While the yearlong trade war has hindered China’s economy in some ways, Cohn said that the country was due for a slowdown regardless of Trump’s tariffs.

"I think the Chinese economy was going to slow down with or without a trade war," Cohn said, ceding that Trump was right to target the country’s alleged theft of intellectual property.

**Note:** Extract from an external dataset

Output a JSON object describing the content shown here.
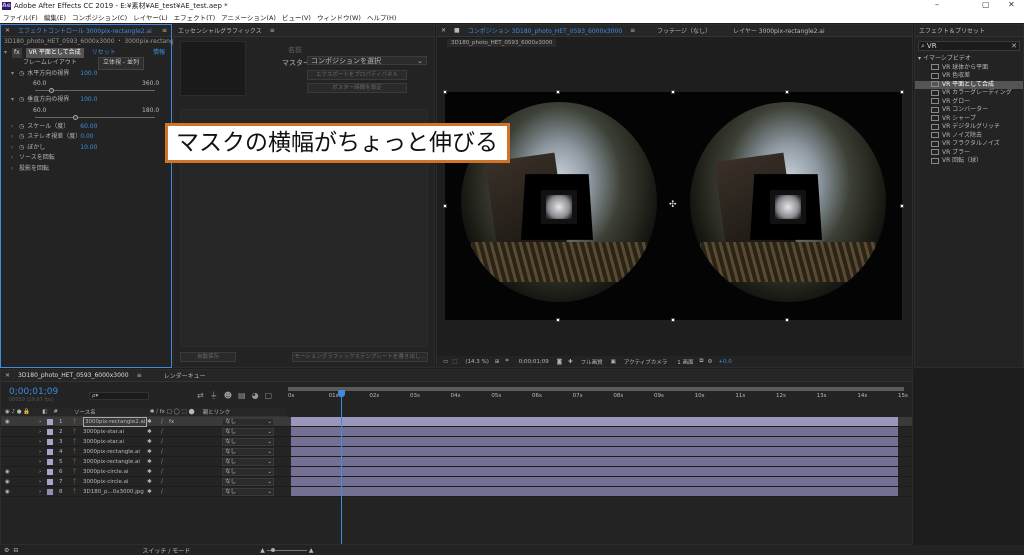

Cohn’s comments come a day after his former colleagues, Treasury Secretary Steven MnuchinSteven Terner MnuchinWorld Bank approves billion-plus annual China lending plan despite US objections On The Money: Congress races to beat deadline on shutdown | Trump asks Supreme Court to shield financial records from House Democrats | House passes bill to explicitly ban insider trading Hillicon Valley: Pelosi works to remove legal protections for tech companies from USMCA | Treasury sanctions Russian group over 0 million hack | Facebook sues Chinese individuals for ad fraud | Huawei takes legal action against FCC MORE and U.S. Trade Representative Robert LighthizerRobert (Bob) Emmet LighthizerPelosi casts doubt on USMCA deal in 2019 Pelosi sounds hopeful on new NAFTA deal despite tensions with White House On The Money: Economy adds 164K jobs in July | Trump signs two-year budget deal, but border showdown looms | US, EU strike deal on beef exports MORE, concluded a round of trade talks with Chinese officials in Shanghai. Negotiations are set to resume in Washington in September.